The public budget is a powerful tool to drive socioeconomic progress. That is why, the European Union, the International Budget Partnership (IBP) and the IMF's Middle East Regional Technical Assistance Center (METAC) is strengthening their ongoing collaboration in the region to build the conditions for transparent, inclusive, and accountable public budgeting.
Unfortunately, most countries in the region are lagging the rest of the world on the main indices of open budgeting. The charts below compare eleven selected MENA countries with other regions in terms of three measures of open budgeting - transparency, oversight, and public participation.
These data show that the region has the world’s lowest levels of budget transparency according to the IBP’s Open Budget Survey (OBS), with an average transparency score of 22 out of 100. Fragile and conflict-affected states, such as Yemen, Sudan, Iraq, or Lebanon, often struggle to enact a budget at all. Comparatively low scores also affect middle- and high-income countries such as Algeria and Qatar. Producing but not publicly sharing budget documents is unfortunately common practice. Many lack the comprehensive data to allow for meaningful debate, are only made available for internal use, or are produced late.
The region also has the lowest levels of budget oversight by legislatures and national audit offices. The average regional score is 29 compared to a global average of 52 out of 100, and well below the second worst performers (Sub-Saharan Africa and South Asia) that score 43 and 45 respectively. The role of legislatures is particularly limited by governance arrangements and legal constraints. For example, in only three cases are there legislative committees that either examine the in-year execution of the budget (Iraq, Jordan, and Morocco) or the audit reports produced by the national audit office (Algeria, Jordan, and Morocco). Further, governments feel little pressure to act on audit recommendations, and national auditors have limited independence. Governments in eight out of the selected 11 countries can remove the national auditor without the final consent of the judiciary or legislature.
Similarly, formal channels for public participation in budget processes in the region are by far the poorest worldwide with an OBS score of only 4 out of 100.
Despite these trends, there are some green shoots that show progress is possible and worth supporting. Jordan has increased its transparency score to 61, reaching a level that supports informed public debate on the budget. IMF Fiscal Transparency Evaluations found that Jordan has improved the timeliness and comprehensiveness of its budget documents and Tunisia has achieved moderate levels of transparency, like Egypt and Morocco.
Some countries are opening formal channels for public participation in budget processes. For instance, the Institute of Finance Basil Fuleihan in Lebanon’s Finance Ministry has teamed up with civil society to create the Lebanon Citizen Budget Dashboard, which provides user-friendly budget data and space for public feedback. In 2020, Morocco’s royal cabinet created a Special Commission on a New Development Model calling for a review of development projects “centered on meeting the needs of citizens.” The Commission launched a broad national consultation, which gathered recommendations that were uploaded onto a public portal and informed discussions with the cabinet.

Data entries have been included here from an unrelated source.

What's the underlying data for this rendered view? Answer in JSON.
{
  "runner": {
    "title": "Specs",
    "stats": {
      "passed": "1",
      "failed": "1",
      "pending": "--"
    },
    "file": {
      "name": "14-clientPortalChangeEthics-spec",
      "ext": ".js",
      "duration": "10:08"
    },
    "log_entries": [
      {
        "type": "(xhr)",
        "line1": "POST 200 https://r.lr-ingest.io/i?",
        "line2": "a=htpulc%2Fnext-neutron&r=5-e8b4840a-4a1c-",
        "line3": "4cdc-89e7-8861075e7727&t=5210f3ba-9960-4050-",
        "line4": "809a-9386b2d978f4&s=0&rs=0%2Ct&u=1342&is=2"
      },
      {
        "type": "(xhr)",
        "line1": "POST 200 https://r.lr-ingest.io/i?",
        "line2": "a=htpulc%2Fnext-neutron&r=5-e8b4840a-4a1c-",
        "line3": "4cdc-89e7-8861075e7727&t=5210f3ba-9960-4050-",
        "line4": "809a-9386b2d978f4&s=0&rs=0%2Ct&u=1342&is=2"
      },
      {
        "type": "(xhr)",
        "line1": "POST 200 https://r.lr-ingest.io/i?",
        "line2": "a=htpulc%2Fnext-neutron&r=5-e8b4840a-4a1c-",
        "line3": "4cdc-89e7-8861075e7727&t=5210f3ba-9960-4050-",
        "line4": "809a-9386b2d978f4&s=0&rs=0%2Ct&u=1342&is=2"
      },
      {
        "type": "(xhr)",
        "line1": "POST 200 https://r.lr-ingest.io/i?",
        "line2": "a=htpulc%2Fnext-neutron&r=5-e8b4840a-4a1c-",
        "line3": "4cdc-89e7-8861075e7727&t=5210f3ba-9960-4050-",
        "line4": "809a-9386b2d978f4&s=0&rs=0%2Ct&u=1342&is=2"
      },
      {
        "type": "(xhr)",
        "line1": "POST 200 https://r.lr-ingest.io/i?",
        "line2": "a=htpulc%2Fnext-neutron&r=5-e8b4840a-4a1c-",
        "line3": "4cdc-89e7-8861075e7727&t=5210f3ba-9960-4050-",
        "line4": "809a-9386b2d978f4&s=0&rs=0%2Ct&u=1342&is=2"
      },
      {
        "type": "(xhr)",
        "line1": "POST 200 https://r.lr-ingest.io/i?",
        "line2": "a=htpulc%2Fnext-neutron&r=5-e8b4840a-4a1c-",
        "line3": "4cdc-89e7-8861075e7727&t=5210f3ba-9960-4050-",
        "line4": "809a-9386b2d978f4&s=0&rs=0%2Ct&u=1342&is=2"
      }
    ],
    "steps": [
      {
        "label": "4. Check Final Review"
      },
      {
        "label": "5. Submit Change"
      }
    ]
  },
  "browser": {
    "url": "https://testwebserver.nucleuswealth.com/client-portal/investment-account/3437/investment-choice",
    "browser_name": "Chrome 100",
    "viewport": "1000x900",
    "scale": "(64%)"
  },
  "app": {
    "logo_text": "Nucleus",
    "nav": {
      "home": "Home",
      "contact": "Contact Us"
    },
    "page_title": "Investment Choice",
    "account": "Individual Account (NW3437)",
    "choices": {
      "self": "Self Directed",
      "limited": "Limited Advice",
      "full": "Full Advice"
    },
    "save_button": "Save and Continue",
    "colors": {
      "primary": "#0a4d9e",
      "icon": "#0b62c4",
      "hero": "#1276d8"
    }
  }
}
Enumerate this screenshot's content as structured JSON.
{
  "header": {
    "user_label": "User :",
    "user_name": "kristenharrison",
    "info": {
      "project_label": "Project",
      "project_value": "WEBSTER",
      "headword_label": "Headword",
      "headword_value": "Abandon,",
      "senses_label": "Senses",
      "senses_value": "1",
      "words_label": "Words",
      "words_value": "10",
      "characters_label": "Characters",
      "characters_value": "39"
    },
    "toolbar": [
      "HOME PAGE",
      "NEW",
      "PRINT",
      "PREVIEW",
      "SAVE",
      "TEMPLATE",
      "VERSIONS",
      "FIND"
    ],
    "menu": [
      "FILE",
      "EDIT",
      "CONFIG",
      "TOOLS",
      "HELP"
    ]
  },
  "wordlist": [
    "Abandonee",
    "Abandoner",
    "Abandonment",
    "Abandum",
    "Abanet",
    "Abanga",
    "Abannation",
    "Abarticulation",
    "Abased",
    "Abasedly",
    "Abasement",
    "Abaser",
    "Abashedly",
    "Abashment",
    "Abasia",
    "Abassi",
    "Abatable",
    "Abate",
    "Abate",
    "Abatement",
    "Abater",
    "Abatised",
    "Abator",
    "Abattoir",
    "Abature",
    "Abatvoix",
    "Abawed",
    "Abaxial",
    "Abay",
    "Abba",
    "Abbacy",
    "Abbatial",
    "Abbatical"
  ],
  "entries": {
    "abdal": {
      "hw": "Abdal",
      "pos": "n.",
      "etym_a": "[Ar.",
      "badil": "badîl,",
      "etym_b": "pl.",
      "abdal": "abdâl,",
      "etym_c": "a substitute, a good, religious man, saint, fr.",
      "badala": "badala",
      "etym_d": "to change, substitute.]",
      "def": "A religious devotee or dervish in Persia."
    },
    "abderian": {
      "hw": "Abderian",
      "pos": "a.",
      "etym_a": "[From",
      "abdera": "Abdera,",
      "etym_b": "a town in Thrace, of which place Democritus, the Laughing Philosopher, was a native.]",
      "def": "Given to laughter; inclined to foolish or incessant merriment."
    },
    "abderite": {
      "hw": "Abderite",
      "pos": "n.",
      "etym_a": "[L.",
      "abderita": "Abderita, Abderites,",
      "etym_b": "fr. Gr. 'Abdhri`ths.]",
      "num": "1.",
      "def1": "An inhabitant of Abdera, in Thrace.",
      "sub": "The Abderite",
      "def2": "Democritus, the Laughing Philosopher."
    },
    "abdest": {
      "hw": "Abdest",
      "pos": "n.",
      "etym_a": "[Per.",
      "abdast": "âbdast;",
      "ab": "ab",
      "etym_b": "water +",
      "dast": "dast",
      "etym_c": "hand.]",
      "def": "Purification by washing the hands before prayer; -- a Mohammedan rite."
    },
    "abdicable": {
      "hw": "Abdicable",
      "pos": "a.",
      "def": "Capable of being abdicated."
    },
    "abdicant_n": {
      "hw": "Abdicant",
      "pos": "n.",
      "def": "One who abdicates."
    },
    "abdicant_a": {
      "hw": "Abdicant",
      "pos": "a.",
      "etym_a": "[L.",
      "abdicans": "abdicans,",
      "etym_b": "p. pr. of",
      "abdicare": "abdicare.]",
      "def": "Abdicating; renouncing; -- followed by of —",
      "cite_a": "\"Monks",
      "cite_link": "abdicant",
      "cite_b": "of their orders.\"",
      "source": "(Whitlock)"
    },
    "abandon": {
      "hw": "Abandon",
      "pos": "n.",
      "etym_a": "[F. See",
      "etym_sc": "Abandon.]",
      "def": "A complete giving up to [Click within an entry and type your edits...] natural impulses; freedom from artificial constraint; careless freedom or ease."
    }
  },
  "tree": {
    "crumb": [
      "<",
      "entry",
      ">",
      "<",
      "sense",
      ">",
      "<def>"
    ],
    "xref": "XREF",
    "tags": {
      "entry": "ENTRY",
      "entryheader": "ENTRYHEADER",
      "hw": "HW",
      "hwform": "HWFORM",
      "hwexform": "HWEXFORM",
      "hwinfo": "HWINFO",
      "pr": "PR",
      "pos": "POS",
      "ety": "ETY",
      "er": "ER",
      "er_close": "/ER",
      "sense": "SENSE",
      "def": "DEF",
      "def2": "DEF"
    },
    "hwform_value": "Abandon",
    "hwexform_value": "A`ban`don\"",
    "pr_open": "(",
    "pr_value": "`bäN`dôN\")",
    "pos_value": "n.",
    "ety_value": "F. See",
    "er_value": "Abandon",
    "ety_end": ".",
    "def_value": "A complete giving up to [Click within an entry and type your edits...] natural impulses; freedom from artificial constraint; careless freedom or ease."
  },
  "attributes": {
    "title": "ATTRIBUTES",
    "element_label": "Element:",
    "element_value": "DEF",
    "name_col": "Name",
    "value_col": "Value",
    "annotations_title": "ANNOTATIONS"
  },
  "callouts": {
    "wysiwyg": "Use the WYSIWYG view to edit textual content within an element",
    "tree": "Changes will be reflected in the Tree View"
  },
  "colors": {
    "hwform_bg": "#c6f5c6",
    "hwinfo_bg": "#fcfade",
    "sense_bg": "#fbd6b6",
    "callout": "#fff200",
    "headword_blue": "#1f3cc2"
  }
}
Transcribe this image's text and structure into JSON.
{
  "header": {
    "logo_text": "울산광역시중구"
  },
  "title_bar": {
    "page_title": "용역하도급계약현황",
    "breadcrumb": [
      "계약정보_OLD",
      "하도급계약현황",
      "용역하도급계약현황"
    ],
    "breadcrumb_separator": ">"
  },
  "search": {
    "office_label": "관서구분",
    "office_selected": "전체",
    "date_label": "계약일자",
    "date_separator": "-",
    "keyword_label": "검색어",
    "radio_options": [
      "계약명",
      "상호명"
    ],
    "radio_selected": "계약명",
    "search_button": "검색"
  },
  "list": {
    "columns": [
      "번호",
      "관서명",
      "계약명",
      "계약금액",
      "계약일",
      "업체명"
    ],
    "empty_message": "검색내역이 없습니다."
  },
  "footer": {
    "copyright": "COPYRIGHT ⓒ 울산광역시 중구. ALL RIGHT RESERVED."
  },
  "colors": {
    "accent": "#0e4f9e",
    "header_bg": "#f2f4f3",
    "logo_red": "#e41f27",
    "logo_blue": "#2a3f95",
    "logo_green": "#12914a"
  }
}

The EU-IBP new initiative in the MENA region will enable further progress to be made. It will provide budget advocacy skills to diverse, particularly country-based groups in the region so that they can analyze budget documents, leverage them to advance more equitable policies, and create winning alliances that can bolster accountability in public spending.
We believe these efforts can unlock the power of open budgets to propel sustainable progress and reinforce the social compact between people and government in a region that needs it.
 The selection of country cases from the MENA region reflects the availability of the Open Budget Survey as well as country coverage of joint analytical work by IBP, METAC and UNDP on budget transparency. A METAC Regional Note on this topic covering Algeria, Egypt, Iraq, Jordan, Lebanon, Morocco, Qatar, Saudi Arabia, Sudan, Tunisia, and Yemen is planned for publication later in 2023.